Aim-listed lithium explorer and developer Atlantic lithium, which is developing its Ewoyaa lithium project, in Ghana, incurred a loss after income tax of $34.65-million for the 2022 financial year ended June 30.
At period’s end, the developer held A$23.9-million in cash, up from the A$19.1-million held as at June 30, 2021.
Exploration and evaluation expenditure held on the balance sheet during the period was A$11.1-million, down from the A$51.4-million of the corresponding 2021 period.
The developer is working towards targeted first production of lithium spodumene concentrate in the third quarter of 2024, subject to it getting a mining licence for the Ewoyaa project, which currently comprises 560 km2 of granted and under application tenure through direct applications and earn-in agreements.
Atlantic Lithium executive chairperson Neil Herbert says that with the company successfully demerging from its gold assets means it can purely focus on its lithium portfolio.
Atlantic Lithium is also developing a lithium pegmatite project in Côte d'Ivoire
During the period under review, the company also increased Ewoyaa’s mineral resource through an updated pre-feasibility study (PFS), to 30.1-million t spodumene-rich lithium pegmatite deposit at Ewoyaa grading at 1.26% lithium oxide. As such, the project is to become Ghana's first lithium mine.
This increase in the Joint Ore Reserves Committee-compliant mineral resource represents a 42% increase on previous estimates.
“The PFS . . . outlines a robust 2-million t/y operation, generating in excess of $4.84-billion in revenues over a 12.5-year mine life, with payback within as little as 20 weeks,” he says.
Herbert adds that Atlantic lithium has long been confident of the considerable profitability that Ewoyaa offers, and that the PFS provides valuable third-party validation thereof. “Ongoing drilling is intended to grow the resource further.”
In terms of fund raising, Atlantic Lithium also secured an agreement in the financial year with fellow lithium developer Piedmont Lithium to fund Ewoyaa to production through a staged earn-in of $103-million.

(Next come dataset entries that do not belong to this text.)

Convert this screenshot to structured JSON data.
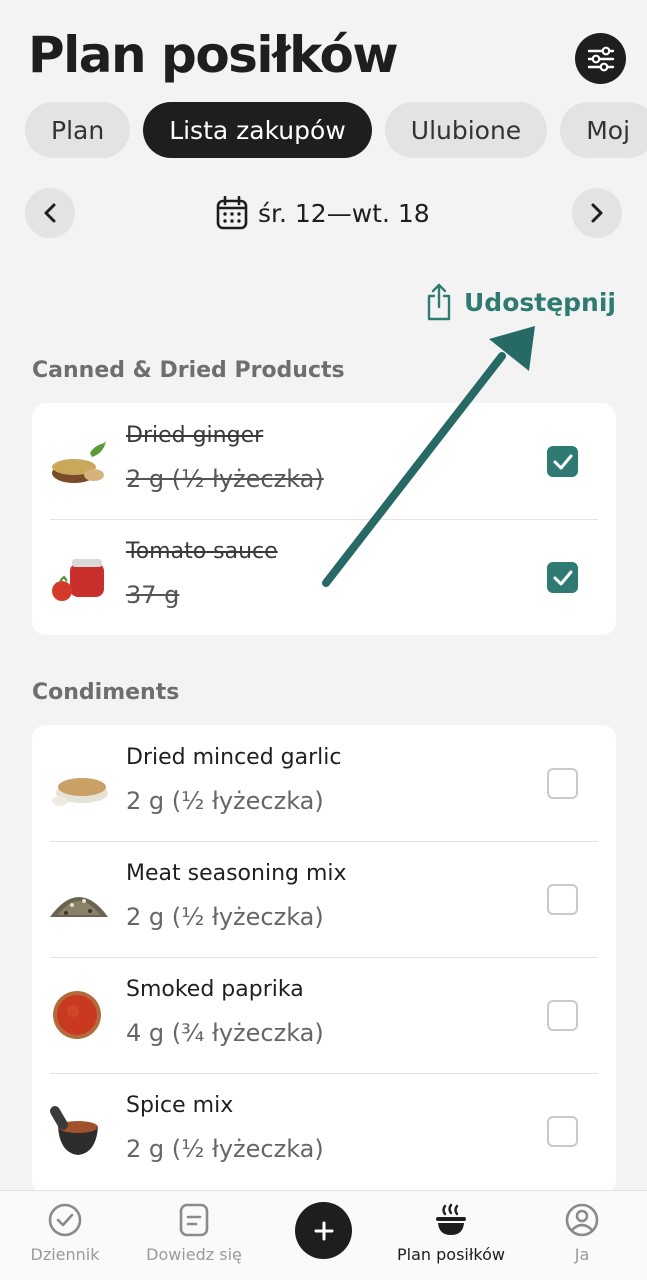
{
  "header": {
    "title": "Plan posiłków",
    "settings_icon": "sliders-icon"
  },
  "tabs": [
    {
      "label": "Plan",
      "active": false
    },
    {
      "label": "Lista zakupów",
      "active": true
    },
    {
      "label": "Ulubione",
      "active": false
    },
    {
      "label": "Moj",
      "active": false
    }
  ],
  "date_nav": {
    "range": "śr. 12—wt. 18",
    "prev_icon": "chevron-left-icon",
    "next_icon": "chevron-right-icon",
    "calendar_icon": "calendar-icon"
  },
  "share": {
    "label": "Udostępnij",
    "icon": "share-icon"
  },
  "sections": [
    {
      "title": "Canned & Dried Products",
      "items": [
        {
          "name": "Dried ginger",
          "qty": "2 g (½ łyżeczka)",
          "checked": true
        },
        {
          "name": "Tomato sauce",
          "qty": "37 g",
          "checked": true
        }
      ]
    },
    {
      "title": "Condiments",
      "items": [
        {
          "name": "Dried minced garlic",
          "qty": "2 g (½ łyżeczka)",
          "checked": false
        },
        {
          "name": "Meat seasoning mix",
          "qty": "2 g (½ łyżeczka)",
          "checked": false
        },
        {
          "name": "Smoked paprika",
          "qty": "4 g (¾ łyżeczka)",
          "checked": false
        },
        {
          "name": "Spice mix",
          "qty": "2 g (½ łyżeczka)",
          "checked": false
        }
      ]
    }
  ],
  "bottom_nav": [
    {
      "label": "Dziennik",
      "icon": "check-circle-icon",
      "active": false
    },
    {
      "label": "Dowiedz się",
      "icon": "note-icon",
      "active": false
    },
    {
      "label": "",
      "icon": "plus-icon",
      "active": false
    },
    {
      "label": "Plan posiłków",
      "icon": "bowl-icon",
      "active": true
    },
    {
      "label": "Ja",
      "icon": "profile-icon",
      "active": false
    }
  ],
  "colors": {
    "accent": "#2f7a72",
    "dark": "#1e1e1e",
    "background": "#f3f3f3"
  }
}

He says this agreement recognises Ewoyaa as an industry-leading lithium asset, removes funding risks for Atlantic Lithium’s shareholders and enables the company to invest in growth. “It is a major endorsement of the company's strategy to date.”
Also during the period under review, Atlantic Lithium was granted a Cape Coast exploration license in Ghana, providing it access to 139.23 km2 of highly prospective lithium tenure adjacent to its existing portfolio, thereby increasing the developer’s Ghana Cape Coast lithium portfolio to 560 km2.
After periods end, Atlantic Lithium reported that its pre-feasibility study indicates revenues in excess of $4.84-billion in revenues over a 12.5-year mine life.
Post-periods end, the developer was also added to the official list of the ASX, under the ticker A11.
Further, Herbert notes that its demerger of gold assets is intended to enable the company to focus time, resources and effort on realising the significant potential value, which was not being fully appreciated, of the company’s lithium assets. It is clear that this strategy has begun to deliver the intended results.
“Atlantic Lithium is now in an excellent position to advance Ewoyaa through studies to reach production, and, in doing so, return significant value to the company's shareholders and also long-term benefits to all stakeholders,” he says.
Going forward, Atlantic Lithium plans to further increase the resource at Ewoyaa, with an update expected later this year or at the beginning of 2023, before delivering a definitive feasibility study in 2023.